Bigwood Bread has passed the first stage toward constructing a 11,000-square-foot building in Ketchum’s light industrial section next spring.
The new building will house a restaurant, retail store, bakery and administrative offices and will be located at 271 Northwood Way, right across the street from Bigwood Bread’s current location.
Bigwood Bread received a conditional-use permit from the Ketchum Planning and Zoning Commission on Monday. A conditional-use permit gives approval to buildings that don’t quite “fit in,” Ketchum Planning Manager Joyce Allgaier said during the meeting.
The proposed building requires a conditional-use permit because plans include a little more than 1,900 square feet of office space though the zoning code allows a maximum of 500 square feet or 25 percent of the total square footage, whichever is less.
“Going from 500 to 1,900 is a big difference,” Commissioner Steve Cook said at the meeting. “I’m 100 percent behind this, but I just want to make sure we’re doing our due diligence.”
Cook said that if the P&Z approved 1,900 square feet of office space for the Bigwood Bread building, it would set a precedent to allow more space for offices in the light industrial section than the current code allows.

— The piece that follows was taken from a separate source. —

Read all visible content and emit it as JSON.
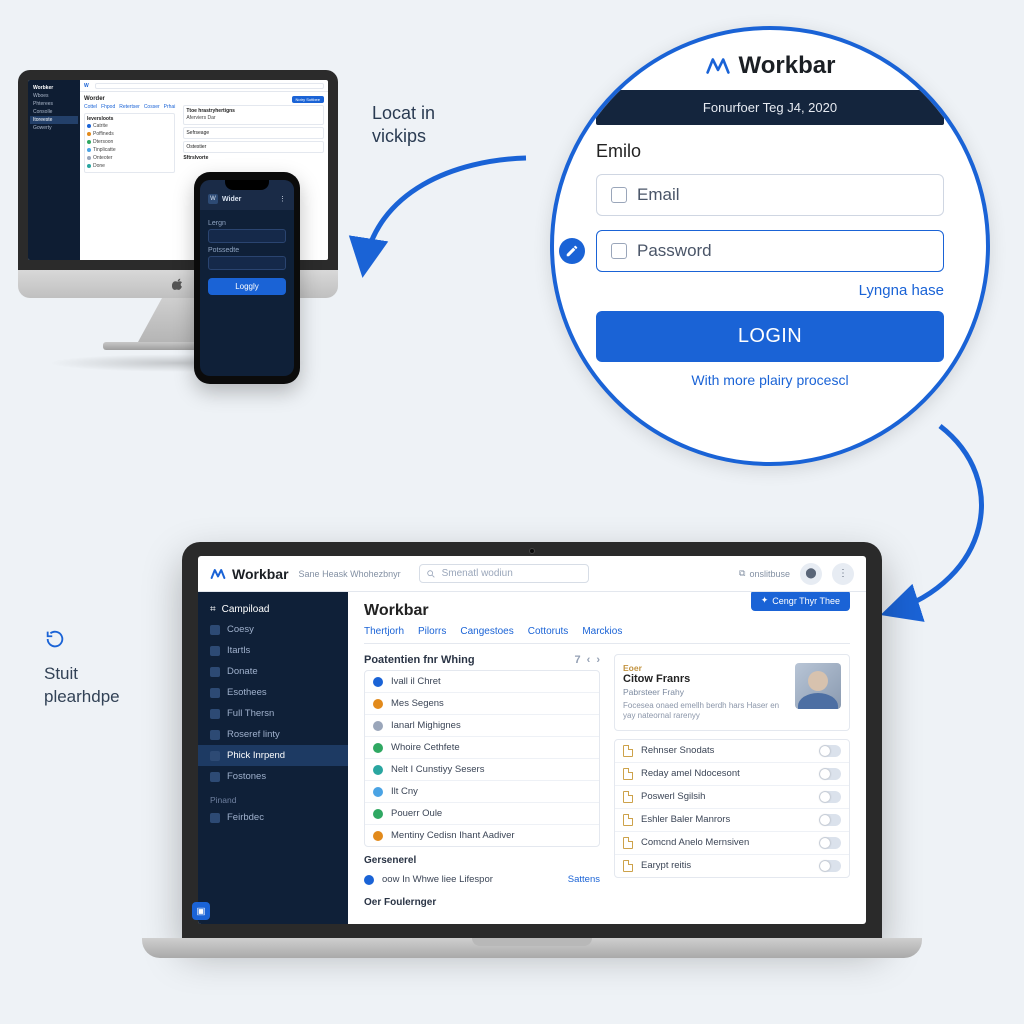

The commissioners, including Cook, said that that was not necessarily a bad thing as many businesses operating in the light industrial section are becoming less industrial and more office-based. Those include Idaho Bio-science, which creates reagents and antibodies for scientific researchers; Scott Sports, which makes sports accessories such as ski goggles; and Smith Optics, which makes eyewear.
Bigwood Bread co-owner George Golleher said the bakery currently functions as a “cafeteria” for these nearby businesses.
“They don’t want to go too far for lunch,” he said.
The commissioners agreed that the light industrial section is “evolving” and that they should not hold this evolution back.
“The design encourages year-round living and year-round employment,” said Associate Planner Rebecca Bundy.
“It’s an exciting opportunity,” Cook said. “I think it’s a win-win all around.”
Golleher said he bought the business with his son-in-law Bryan Tempest five years ago and they have “tripled” the business since then. The current building is just not big enough, he said. According to Golleher, Whole Foods will soon open a market in Boise and has contracted with Bigwood Bread to provide bread for the new market.
“Whole Foods will not have its own bakery,” Golleher said. “It will buy all its bread from us.”
Golleher said the bakery’s current building is too small to keep up with this new contract.
“We have a product that has a high demand, but we are unable to service that demand,” he said.”
Tempest said in an interview that he and Golleher really appreciate the support from the P&Z and the community.
“We’re really proud of being the local bakery,” he said.
After the commissioners approved the conditional use permit, they held a pre-application design review discussion during which they brought up a few other concerns about the project. They expressed concerns that the proposed parking lot had too few spaces and that the design did not leave enough room for snow storage.
Buffalo Rixon, the project’s architect, said the company planned to pay to have excess snow hauled out during the winter as opposed to storing it on the property. He also said he would look into adding more parking. He said he would return to the commission shortly with an updated application.
“It’s a beautiful building,” Commission Co-Chair Deborah Burns said. “I can’t wait to see it.”
Brennan Rego: email@example.com